DATA SHOWN:
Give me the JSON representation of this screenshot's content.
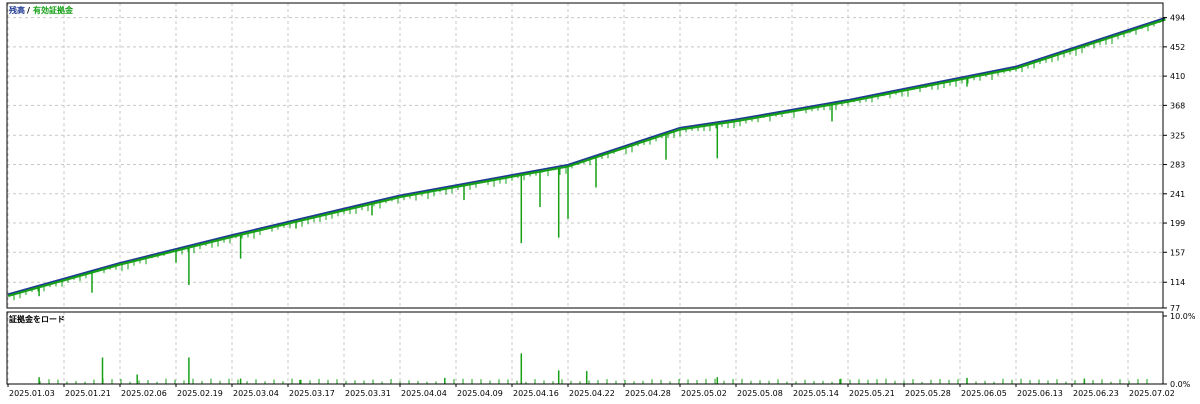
{
  "legend": {
    "balance_label": "残高",
    "separator": "/",
    "equity_label": "有効証拠金"
  },
  "lower_panel": {
    "title": "証拠金をロード"
  },
  "colors": {
    "balance": "#1f3a93",
    "equity": "#16a016",
    "load": "#16a016",
    "grid": "#c8c8c8",
    "axis": "#000000",
    "text": "#000000"
  },
  "chart_data": [
    {
      "type": "line",
      "title": "",
      "series": [
        {
          "name": "残高",
          "color": "#1f3a93",
          "x": [
            "2025.01.03",
            "2025.02.06",
            "2025.03.04",
            "2025.04.04",
            "2025.04.22",
            "2025.05.02",
            "2025.05.08",
            "2025.05.21",
            "2025.06.13",
            "2025.07.08"
          ],
          "y": [
            97,
            142,
            182,
            239,
            283,
            336,
            348,
            376,
            424,
            494
          ]
        }
      ],
      "equity_drawdowns": [
        {
          "x": "2025.01.13",
          "y": 94
        },
        {
          "x": "2025.01.29",
          "y": 99
        },
        {
          "x": "2025.02.22",
          "y": 110
        },
        {
          "x": "2025.02.19",
          "y": 142
        },
        {
          "x": "2025.03.06",
          "y": 148
        },
        {
          "x": "2025.03.19",
          "y": 192
        },
        {
          "x": "2025.04.02",
          "y": 210
        },
        {
          "x": "2025.04.10",
          "y": 232
        },
        {
          "x": "2025.04.17",
          "y": 170
        },
        {
          "x": "2025.04.19",
          "y": 222
        },
        {
          "x": "2025.04.21",
          "y": 178
        },
        {
          "x": "2025.04.22",
          "y": 205
        },
        {
          "x": "2025.04.25",
          "y": 250
        },
        {
          "x": "2025.05.01",
          "y": 290
        },
        {
          "x": "2025.05.06",
          "y": 292
        },
        {
          "x": "2025.05.19",
          "y": 345
        },
        {
          "x": "2025.06.06",
          "y": 395
        },
        {
          "x": "2025.06.25",
          "y": 450
        }
      ],
      "y_ticks": [
        "77",
        "114",
        "157",
        "199",
        "241",
        "283",
        "325",
        "368",
        "410",
        "452",
        "494"
      ],
      "ylim": [
        77,
        515
      ],
      "x_ticks": [
        "2025.01.03",
        "2025.01.21",
        "2025.02.06",
        "2025.02.19",
        "2025.03.04",
        "2025.03.17",
        "2025.03.31",
        "2025.04.04",
        "2025.04.09",
        "2025.04.16",
        "2025.04.22",
        "2025.04.28",
        "2025.05.02",
        "2025.05.08",
        "2025.05.14",
        "2025.05.21",
        "2025.05.28",
        "2025.06.05",
        "2025.06.13",
        "2025.06.23",
        "2025.07.02"
      ],
      "grid": true,
      "legend_position": "top-left"
    },
    {
      "type": "bar",
      "title": "証拠金をロード",
      "y_ticks": [
        "0.0%",
        "10.0%"
      ],
      "ylim": [
        0,
        10
      ],
      "unit": "%",
      "bars": [
        {
          "x": "2025.01.13",
          "value": 1.0
        },
        {
          "x": "2025.02.01",
          "value": 3.9
        },
        {
          "x": "2025.02.10",
          "value": 1.4
        },
        {
          "x": "2025.02.22",
          "value": 3.9
        },
        {
          "x": "2025.03.06",
          "value": 0.8
        },
        {
          "x": "2025.03.20",
          "value": 0.6
        },
        {
          "x": "2025.04.08",
          "value": 0.9
        },
        {
          "x": "2025.04.17",
          "value": 4.5
        },
        {
          "x": "2025.04.21",
          "value": 2.0
        },
        {
          "x": "2025.04.24",
          "value": 1.9
        },
        {
          "x": "2025.05.06",
          "value": 1.0
        },
        {
          "x": "2025.05.20",
          "value": 0.7
        },
        {
          "x": "2025.06.06",
          "value": 0.9
        },
        {
          "x": "2025.06.25",
          "value": 0.8
        }
      ],
      "x_ticks": [
        "2025.01.03",
        "2025.01.21",
        "2025.02.06",
        "2025.02.19",
        "2025.03.04",
        "2025.03.17",
        "2025.03.31",
        "2025.04.04",
        "2025.04.09",
        "2025.04.16",
        "2025.04.22",
        "2025.04.28",
        "2025.05.02",
        "2025.05.08",
        "2025.05.14",
        "2025.05.21",
        "2025.05.28",
        "2025.06.05",
        "2025.06.13",
        "2025.06.23",
        "2025.07.02"
      ],
      "grid": true
    }
  ]
}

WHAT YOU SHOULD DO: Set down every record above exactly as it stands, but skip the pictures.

ANSWER FOR THE TASK:
Give me the JSON representation of this screenshot's content.
{
  "legend": {
    "balance_label": "残高",
    "separator": "/",
    "equity_label": "有効証拠金"
  },
  "lower_panel": {
    "title": "証拠金をロード"
  },
  "colors": {
    "balance": "#1f3a93",
    "equity": "#16a016",
    "load": "#16a016",
    "grid": "#c8c8c8",
    "axis": "#000000",
    "text": "#000000"
  },
  "chart_data": [
    {
      "type": "line",
      "title": "",
      "series": [
        {
          "name": "残高",
          "color": "#1f3a93",
          "x": [
            "2025.01.03",
            "2025.02.06",
            "2025.03.04",
            "2025.04.04",
            "2025.04.22",
            "2025.05.02",
            "2025.05.08",
            "2025.05.21",
            "2025.06.13",
            "2025.07.08"
          ],
          "y": [
            97,
            142,
            182,
            239,
            283,
            336,
            348,
            376,
            424,
            494
          ]
        }
      ],
      "equity_drawdowns": [
        {
          "x": "2025.01.13",
          "y": 94
        },
        {
          "x": "2025.01.29",
          "y": 99
        },
        {
          "x": "2025.02.22",
          "y": 110
        },
        {
          "x": "2025.02.19",
          "y": 142
        },
        {
          "x": "2025.03.06",
          "y": 148
        },
        {
          "x": "2025.03.19",
          "y": 192
        },
        {
          "x": "2025.04.02",
          "y": 210
        },
        {
          "x": "2025.04.10",
          "y": 232
        },
        {
          "x": "2025.04.17",
          "y": 170
        },
        {
          "x": "2025.04.19",
          "y": 222
        },
        {
          "x": "2025.04.21",
          "y": 178
        },
        {
          "x": "2025.04.22",
          "y": 205
        },
        {
          "x": "2025.04.25",
          "y": 250
        },
        {
          "x": "2025.05.01",
          "y": 290
        },
        {
          "x": "2025.05.06",
          "y": 292
        },
        {
          "x": "2025.05.19",
          "y": 345
        },
        {
          "x": "2025.06.06",
          "y": 395
        },
        {
          "x": "2025.06.25",
          "y": 450
        }
      ],
      "y_ticks": [
        "77",
        "114",
        "157",
        "199",
        "241",
        "283",
        "325",
        "368",
        "410",
        "452",
        "494"
      ],
      "ylim": [
        77,
        515
      ],
      "x_ticks": [
        "2025.01.03",
        "2025.01.21",
        "2025.02.06",
        "2025.02.19",
        "2025.03.04",
        "2025.03.17",
        "2025.03.31",
        "2025.04.04",
        "2025.04.09",
        "2025.04.16",
        "2025.04.22",
        "2025.04.28",
        "2025.05.02",
        "2025.05.08",
        "2025.05.14",
        "2025.05.21",
        "2025.05.28",
        "2025.06.05",
        "2025.06.13",
        "2025.06.23",
        "2025.07.02"
      ],
      "grid": true,
      "legend_position": "top-left"
    },
    {
      "type": "bar",
      "title": "証拠金をロード",
      "y_ticks": [
        "0.0%",
        "10.0%"
      ],
      "ylim": [
        0,
        10
      ],
      "unit": "%",
      "bars": [
        {
          "x": "2025.01.13",
          "value": 1.0
        },
        {
          "x": "2025.02.01",
          "value": 3.9
        },
        {
          "x": "2025.02.10",
          "value": 1.4
        },
        {
          "x": "2025.02.22",
          "value": 3.9
        },
        {
          "x": "2025.03.06",
          "value": 0.8
        },
        {
          "x": "2025.03.20",
          "value": 0.6
        },
        {
          "x": "2025.04.08",
          "value": 0.9
        },
        {
          "x": "2025.04.17",
          "value": 4.5
        },
        {
          "x": "2025.04.21",
          "value": 2.0
        },
        {
          "x": "2025.04.24",
          "value": 1.9
        },
        {
          "x": "2025.05.06",
          "value": 1.0
        },
        {
          "x": "2025.05.20",
          "value": 0.7
        },
        {
          "x": "2025.06.06",
          "value": 0.9
        },
        {
          "x": "2025.06.25",
          "value": 0.8
        }
      ],
      "x_ticks": [
        "2025.01.03",
        "2025.01.21",
        "2025.02.06",
        "2025.02.19",
        "2025.03.04",
        "2025.03.17",
        "2025.03.31",
        "2025.04.04",
        "2025.04.09",
        "2025.04.16",
        "2025.04.22",
        "2025.04.28",
        "2025.05.02",
        "2025.05.08",
        "2025.05.14",
        "2025.05.21",
        "2025.05.28",
        "2025.06.05",
        "2025.06.13",
        "2025.06.23",
        "2025.07.02"
      ],
      "grid": true
    }
  ]
}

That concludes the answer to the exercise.